THE INPUT:
....................
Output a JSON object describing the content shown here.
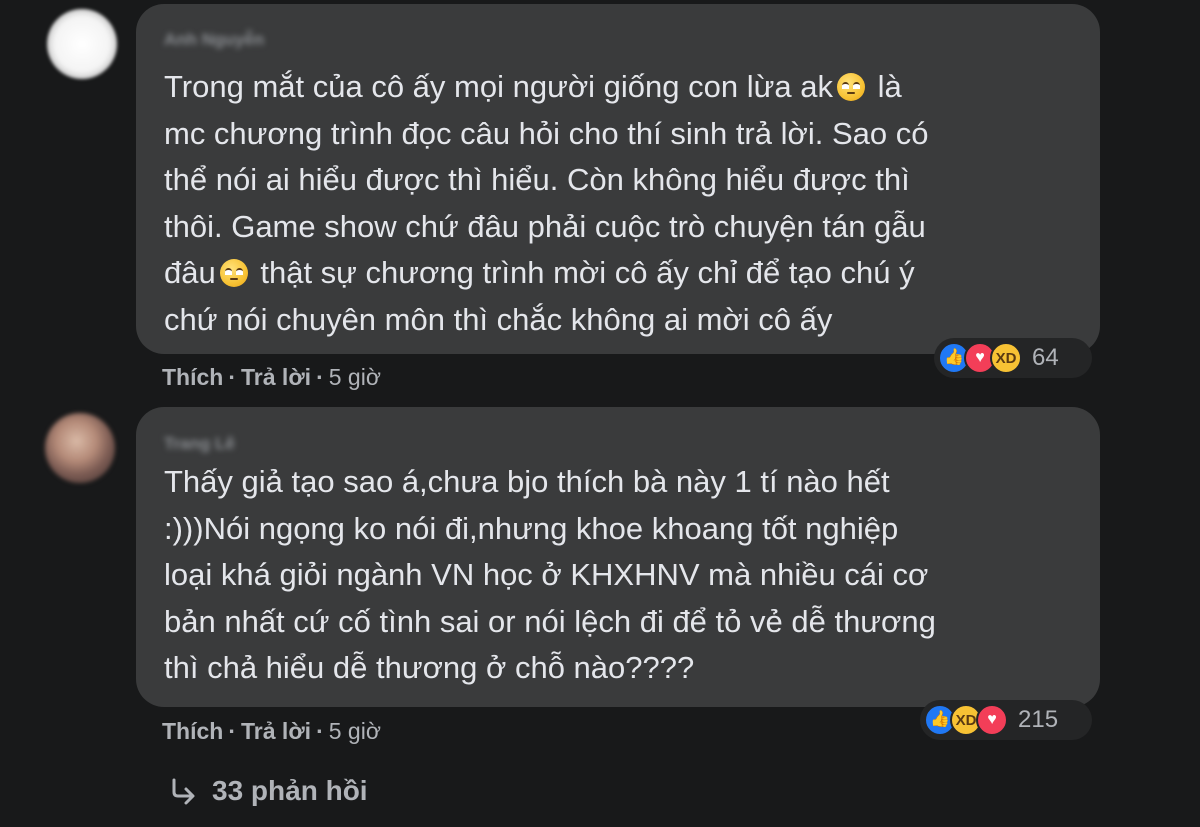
{
  "comments": [
    {
      "author": "Anh Nguyễn",
      "lines": [
        {
          "text": "Trong mắt của cô ấy mọi người giống con lừa ak",
          "emoji_after": "rolling-eyes",
          "tail": "là"
        },
        {
          "text": "mc chương trình đọc câu hỏi cho thí sinh trả lời. Sao có",
          "tail": ""
        },
        {
          "text": "thể nói ai hiểu được thì hiểu. Còn không hiểu được thì",
          "tail": ""
        },
        {
          "text": "thôi. Game show chứ đâu phải cuộc trò chuyện tán gẫu",
          "tail": ""
        },
        {
          "text": "đâu",
          "emoji_after": "rolling-eyes",
          "tail": "thật sự chương trình mời cô ấy chỉ để tạo chú ý"
        },
        {
          "text": "chứ nói chuyên môn thì chắc không ai mời cô ấy",
          "tail": ""
        }
      ],
      "reactions": [
        "like",
        "love",
        "haha"
      ],
      "reaction_count": "64",
      "like_label": "Thích",
      "reply_label": "Trả lời",
      "separator": "·",
      "time": "5 giờ"
    },
    {
      "author": "Trang Lê",
      "lines": [
        {
          "text": "Thấy giả tạo sao á,chưa bjo thích bà này 1 tí nào hết",
          "tail": ""
        },
        {
          "text": ":)))Nói ngọng ko nói đi,nhưng khoe khoang tốt nghiệp",
          "tail": ""
        },
        {
          "text": "loại khá giỏi ngành VN học ở KHXHNV mà nhiều cái cơ",
          "tail": ""
        },
        {
          "text": "bản nhất cứ cố tình sai or nói lệch đi để tỏ vẻ dễ thương",
          "tail": ""
        },
        {
          "text": "thì chả hiểu dễ thương ở chỗ nào????",
          "tail": ""
        }
      ],
      "reactions": [
        "like",
        "haha",
        "love"
      ],
      "reaction_count": "215",
      "like_label": "Thích",
      "reply_label": "Trả lời",
      "separator": "·",
      "time": "5 giờ"
    }
  ],
  "replies": {
    "icon": "reply-arrow-icon",
    "label": "33 phản hồi"
  },
  "colors": {
    "background": "#18191a",
    "bubble": "#3a3b3c",
    "text": "#e4e6eb",
    "secondary_text": "#b0b3b8",
    "like": "#2078f4",
    "love": "#f33e58",
    "haha": "#f7c234"
  }
}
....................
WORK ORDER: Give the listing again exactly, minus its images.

RESPONSE TO THE EXERCISE:
Output a JSON object describing the content shown here.
{
  "comments": [
    {
      "author": "Anh Nguyễn",
      "lines": [
        {
          "text": "Trong mắt của cô ấy mọi người giống con lừa ak",
          "emoji_after": "rolling-eyes",
          "tail": "là"
        },
        {
          "text": "mc chương trình đọc câu hỏi cho thí sinh trả lời. Sao có",
          "tail": ""
        },
        {
          "text": "thể nói ai hiểu được thì hiểu. Còn không hiểu được thì",
          "tail": ""
        },
        {
          "text": "thôi. Game show chứ đâu phải cuộc trò chuyện tán gẫu",
          "tail": ""
        },
        {
          "text": "đâu",
          "emoji_after": "rolling-eyes",
          "tail": "thật sự chương trình mời cô ấy chỉ để tạo chú ý"
        },
        {
          "text": "chứ nói chuyên môn thì chắc không ai mời cô ấy",
          "tail": ""
        }
      ],
      "reactions": [
        "like",
        "love",
        "haha"
      ],
      "reaction_count": "64",
      "like_label": "Thích",
      "reply_label": "Trả lời",
      "separator": "·",
      "time": "5 giờ"
    },
    {
      "author": "Trang Lê",
      "lines": [
        {
          "text": "Thấy giả tạo sao á,chưa bjo thích bà này 1 tí nào hết",
          "tail": ""
        },
        {
          "text": ":)))Nói ngọng ko nói đi,nhưng khoe khoang tốt nghiệp",
          "tail": ""
        },
        {
          "text": "loại khá giỏi ngành VN học ở KHXHNV mà nhiều cái cơ",
          "tail": ""
        },
        {
          "text": "bản nhất cứ cố tình sai or nói lệch đi để tỏ vẻ dễ thương",
          "tail": ""
        },
        {
          "text": "thì chả hiểu dễ thương ở chỗ nào????",
          "tail": ""
        }
      ],
      "reactions": [
        "like",
        "haha",
        "love"
      ],
      "reaction_count": "215",
      "like_label": "Thích",
      "reply_label": "Trả lời",
      "separator": "·",
      "time": "5 giờ"
    }
  ],
  "replies": {
    "icon": "reply-arrow-icon",
    "label": "33 phản hồi"
  },
  "colors": {
    "background": "#18191a",
    "bubble": "#3a3b3c",
    "text": "#e4e6eb",
    "secondary_text": "#b0b3b8",
    "like": "#2078f4",
    "love": "#f33e58",
    "haha": "#f7c234"
  }
}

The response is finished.